The first perspective advocates a fundamental reorganisation of Israeli society. Supporters advocate that a Jewish state should inherently prioritise maximum sovereignty throughout the Land of Israel, regardless of the presence and views of its non-Jewish inhabitants. In the West Bank, this would necessitate either indefinite denial of human rights to millions of Palestinians and therefore the end of Israel’s democratic constitution, or the end of Israel as a Jewish state. Supporters of this scenario (the one-state solution) often advocate an enhanced role for religion within Israel, a more aggressive security policy and less reliance on the West.
The second perspective concerns the belief that Jewish statehood requires the preservation of a Jewish majority and a democratic state, at the expense of territorial maximalism (the two-state solution). If Israel were to leave the majority of the West Bank, a Jewish majority within Israel itself would be cemented. This policy would help ensure the continuation of the domestic liberal order and a clear pro-Western foreign orientation. This perspective has long been the preference of a majority of Israelis and the international community, yet has been under severe strain, particularly following the 2005 ‘disengagement’ and the deeply flawed Oslo Process.
It is this divide – not socio-economic status, race or religious affiliation – that constitutes the most salient and dangerous threat to contemporary Israel. Each perspective projects a totally different normative vision of Zionism and an incorrigible, existential threat to the other. In between these extremes sits most of the Jewish Israeli electorate, whom often express a preference for the status quo: de facto if not de jure maximalism through occupation and a Jewish majority within Israel itself. The policy of indecision has been bolstered by the unexpected tenacity of the occupation, defying hyperbolic supporters of the two-state solution, who emphasised its unsustainability. Thrown into this mix is an increasingly agitated and polarised young electorate: centrist Israel is slowly disappearing, as young Israelis gravitate towards polar political opposites. Tired of business as usual, young voters are increasingly united in their belief that something needs to change, yet are divided on questions of an end-game scenario like never before.

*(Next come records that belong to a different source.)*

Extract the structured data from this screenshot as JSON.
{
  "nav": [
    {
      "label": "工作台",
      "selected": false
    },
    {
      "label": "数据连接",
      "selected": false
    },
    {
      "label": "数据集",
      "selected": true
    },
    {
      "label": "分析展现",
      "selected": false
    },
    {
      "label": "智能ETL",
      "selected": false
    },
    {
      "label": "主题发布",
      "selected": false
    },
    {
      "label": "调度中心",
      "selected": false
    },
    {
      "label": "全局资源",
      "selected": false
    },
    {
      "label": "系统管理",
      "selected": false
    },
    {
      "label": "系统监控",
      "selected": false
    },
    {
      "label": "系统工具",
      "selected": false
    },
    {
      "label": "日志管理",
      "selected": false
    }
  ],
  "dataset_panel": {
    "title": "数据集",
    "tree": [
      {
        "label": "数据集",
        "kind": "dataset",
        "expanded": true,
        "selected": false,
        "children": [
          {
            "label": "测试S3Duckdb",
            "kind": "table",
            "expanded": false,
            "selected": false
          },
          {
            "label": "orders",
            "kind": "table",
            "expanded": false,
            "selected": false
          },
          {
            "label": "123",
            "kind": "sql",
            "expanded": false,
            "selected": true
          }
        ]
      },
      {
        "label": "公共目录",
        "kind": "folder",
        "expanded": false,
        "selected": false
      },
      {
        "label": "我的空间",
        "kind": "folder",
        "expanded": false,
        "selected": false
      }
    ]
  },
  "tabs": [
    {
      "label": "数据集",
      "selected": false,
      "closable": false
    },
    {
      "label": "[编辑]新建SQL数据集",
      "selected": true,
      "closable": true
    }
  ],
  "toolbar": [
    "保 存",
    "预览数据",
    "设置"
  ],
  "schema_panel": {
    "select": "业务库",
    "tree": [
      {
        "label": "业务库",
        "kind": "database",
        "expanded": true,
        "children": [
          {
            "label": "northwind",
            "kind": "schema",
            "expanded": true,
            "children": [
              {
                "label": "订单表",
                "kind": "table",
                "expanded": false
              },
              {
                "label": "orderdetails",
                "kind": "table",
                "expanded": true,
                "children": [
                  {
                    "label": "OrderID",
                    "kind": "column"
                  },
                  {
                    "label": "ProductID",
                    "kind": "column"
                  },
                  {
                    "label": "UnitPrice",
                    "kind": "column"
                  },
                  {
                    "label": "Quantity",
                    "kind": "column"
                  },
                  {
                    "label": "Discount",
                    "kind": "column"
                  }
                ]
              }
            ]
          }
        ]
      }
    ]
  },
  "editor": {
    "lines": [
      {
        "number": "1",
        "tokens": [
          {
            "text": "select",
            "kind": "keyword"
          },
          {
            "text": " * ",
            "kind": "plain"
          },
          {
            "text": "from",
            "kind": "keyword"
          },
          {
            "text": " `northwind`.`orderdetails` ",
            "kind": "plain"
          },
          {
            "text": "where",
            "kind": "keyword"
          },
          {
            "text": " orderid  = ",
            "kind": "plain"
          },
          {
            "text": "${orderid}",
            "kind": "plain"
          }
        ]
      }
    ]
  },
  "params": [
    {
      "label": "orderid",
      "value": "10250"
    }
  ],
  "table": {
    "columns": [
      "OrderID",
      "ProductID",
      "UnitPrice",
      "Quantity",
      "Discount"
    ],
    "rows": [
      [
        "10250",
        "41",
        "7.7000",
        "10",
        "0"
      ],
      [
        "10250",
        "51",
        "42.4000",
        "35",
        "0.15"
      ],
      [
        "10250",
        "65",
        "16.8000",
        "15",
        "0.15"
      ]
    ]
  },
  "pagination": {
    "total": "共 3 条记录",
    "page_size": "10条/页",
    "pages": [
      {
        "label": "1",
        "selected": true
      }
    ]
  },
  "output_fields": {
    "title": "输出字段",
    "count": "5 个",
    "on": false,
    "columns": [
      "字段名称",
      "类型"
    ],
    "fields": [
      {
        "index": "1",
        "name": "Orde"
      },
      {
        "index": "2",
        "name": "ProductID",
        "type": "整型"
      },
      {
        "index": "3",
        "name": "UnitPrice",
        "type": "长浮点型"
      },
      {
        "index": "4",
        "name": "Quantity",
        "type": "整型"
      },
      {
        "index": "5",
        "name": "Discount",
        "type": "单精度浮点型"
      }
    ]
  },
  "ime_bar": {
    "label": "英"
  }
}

History suggests that a status quo rarely remains static for long. Pro-annexation bills are increasingly prevalent in the Knesset, whilst the Palestinians and the international community will not tolerate indefinite occupation. Whatever Israel does next in the West Bank, there will be no going back. US President Donald Trump has repeatedly talked about imposing the so-called ‘deal of the century’ on Israel and the Palestinians. But too much is at stake for any external actor to impose a solution. Thus, Israeli decision-makers cannot continue to defer the twin dilemma of final-status questions in the West Bank and delineations of domestic order within Israel. This ‘decision of the century’ cannot be ignored for another seventy years.